## WORK ITEM
Make an exact copy of the records, with the images left out.

## STORED DATA
+++

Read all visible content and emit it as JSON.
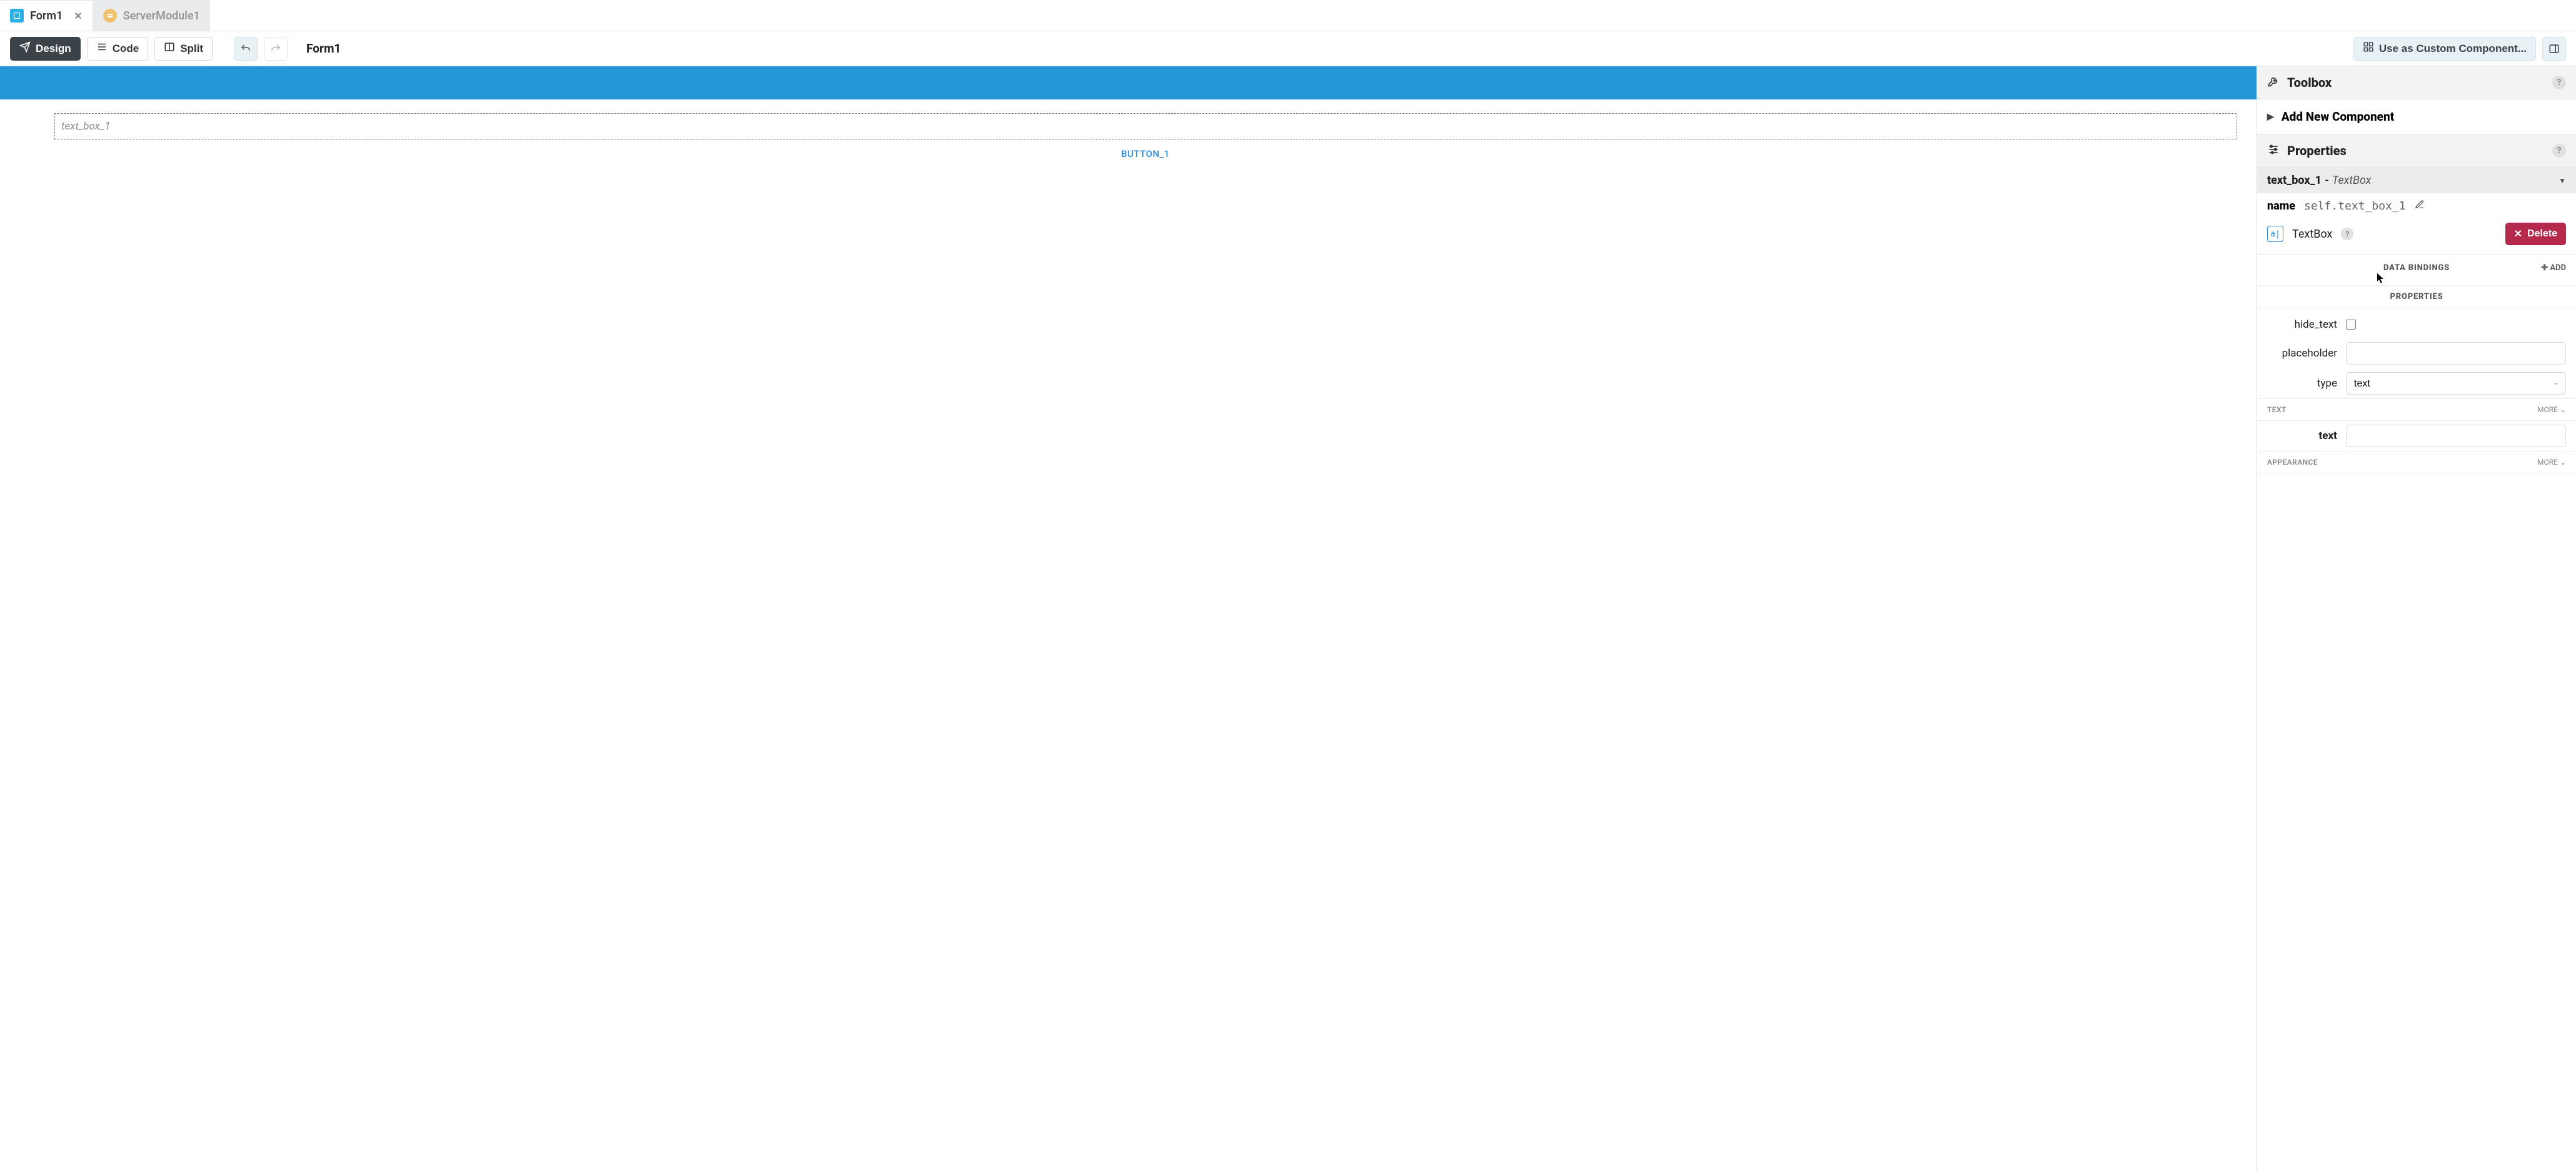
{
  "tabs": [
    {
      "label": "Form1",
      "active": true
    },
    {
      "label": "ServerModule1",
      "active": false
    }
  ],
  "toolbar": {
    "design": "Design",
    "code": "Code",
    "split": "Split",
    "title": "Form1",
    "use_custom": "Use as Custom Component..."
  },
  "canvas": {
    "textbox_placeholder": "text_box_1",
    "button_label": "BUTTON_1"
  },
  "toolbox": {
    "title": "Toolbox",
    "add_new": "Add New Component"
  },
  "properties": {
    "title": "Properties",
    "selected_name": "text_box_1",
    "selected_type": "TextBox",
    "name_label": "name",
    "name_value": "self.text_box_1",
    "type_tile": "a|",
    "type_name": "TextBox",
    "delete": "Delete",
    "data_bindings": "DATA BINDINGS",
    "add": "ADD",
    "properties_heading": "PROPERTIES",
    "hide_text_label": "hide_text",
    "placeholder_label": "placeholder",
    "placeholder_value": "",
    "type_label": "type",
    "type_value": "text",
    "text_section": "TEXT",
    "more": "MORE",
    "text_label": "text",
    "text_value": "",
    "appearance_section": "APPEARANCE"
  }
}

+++

## SOLUTION TO THE PROBLEM
Read all visible content and emit it as JSON.
{
  "tabs": [
    {
      "label": "Form1",
      "active": true
    },
    {
      "label": "ServerModule1",
      "active": false
    }
  ],
  "toolbar": {
    "design": "Design",
    "code": "Code",
    "split": "Split",
    "title": "Form1",
    "use_custom": "Use as Custom Component..."
  },
  "canvas": {
    "textbox_placeholder": "text_box_1",
    "button_label": "BUTTON_1"
  },
  "toolbox": {
    "title": "Toolbox",
    "add_new": "Add New Component"
  },
  "properties": {
    "title": "Properties",
    "selected_name": "text_box_1",
    "selected_type": "TextBox",
    "name_label": "name",
    "name_value": "self.text_box_1",
    "type_tile": "a|",
    "type_name": "TextBox",
    "delete": "Delete",
    "data_bindings": "DATA BINDINGS",
    "add": "ADD",
    "properties_heading": "PROPERTIES",
    "hide_text_label": "hide_text",
    "placeholder_label": "placeholder",
    "placeholder_value": "",
    "type_label": "type",
    "type_value": "text",
    "text_section": "TEXT",
    "more": "MORE",
    "text_label": "text",
    "text_value": "",
    "appearance_section": "APPEARANCE"
  }
}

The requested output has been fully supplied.